Richard Feldman, founder of Los Angeles-based G4 Packaging, said he knows why polystyrene foam has been the material of choice when it comes to tray-wrapped produce and other food.

It’s inexpensive.

But at the end of its lifecycle, Feldman said, a foam tray carries another cost that goes beyond a few pennies saved.

“It’s a tremendous problem from a waste standpoint,” he said.

For instance, Feldman said, of the 3 million tons of polystyrene produced in the U.S. each year, the Environmental Protection Agency reports 2.3 million tons end up in landfill. One large supermarket has been found to use 400 million foam trays annually.

G4 Packaging, which started in January 2008, makes a tray made of organic, renewable sugar cane fiber that composts and biodegrades relatively quickly, he said.

“When you go through the process of refining sugar, you have leftover debris,” Feldman said. “In most cases, it’s burned off.”

Feldman said the Chinese government originally came up with a system to recycle the debris into packaging material. He said if the trays are dumped into a commercial compost system, the waste completely biodegrades within 90 days.

“In the fresh food segment of the food industry, what is packaged typically has a life of a matter of days,” he said. “This really helps out a great deal from a waste standpoint.”

Feldman acknowledged the major obstacle with the fiber-based packaging: cost. But, he said, Seattle already has mandated that, by July 1, 2010, all foam materials will be banned, and other cities, such as Portland, Ore., and San Francisco plans to follow suit.

“Every major retailer in the world is waiting for government to ban foam,” he said. “Then, nobody cares, because everyone is on an equal playing field.”

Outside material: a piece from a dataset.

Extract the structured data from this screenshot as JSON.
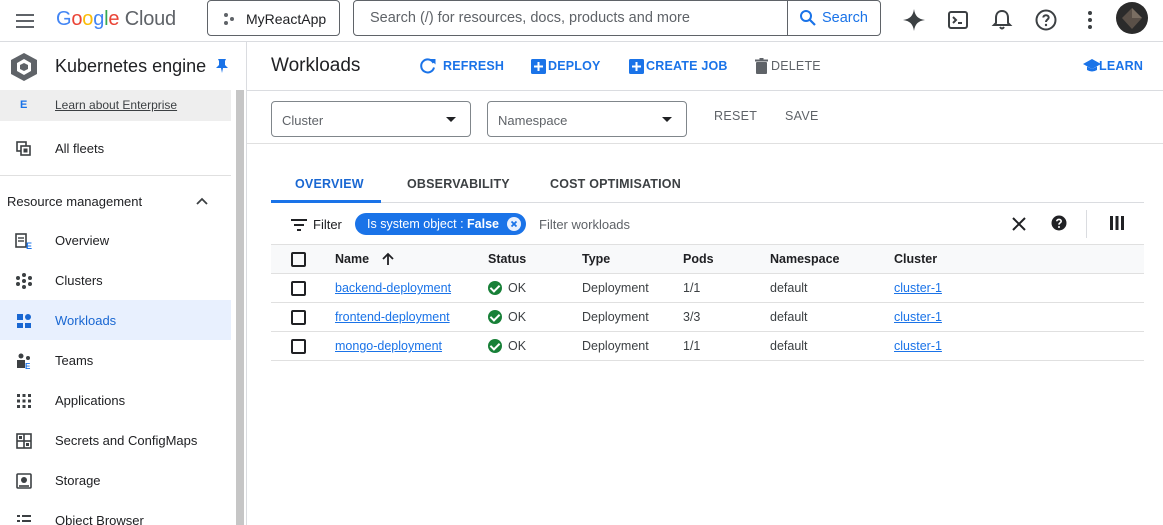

Feldman said he plans on showing his 16 different sizes of trays — “that will satisfy every requirement for produce,” he said — at the Produce Marketing Association Fresh Summit Oct. 2-5 in Anaheim, Calif.

“I think we’re at the cusp of changing how people view packaging,” Feldman said. “I think, if we can overcome this cost issue, we can really be looking at the future of packaging here.”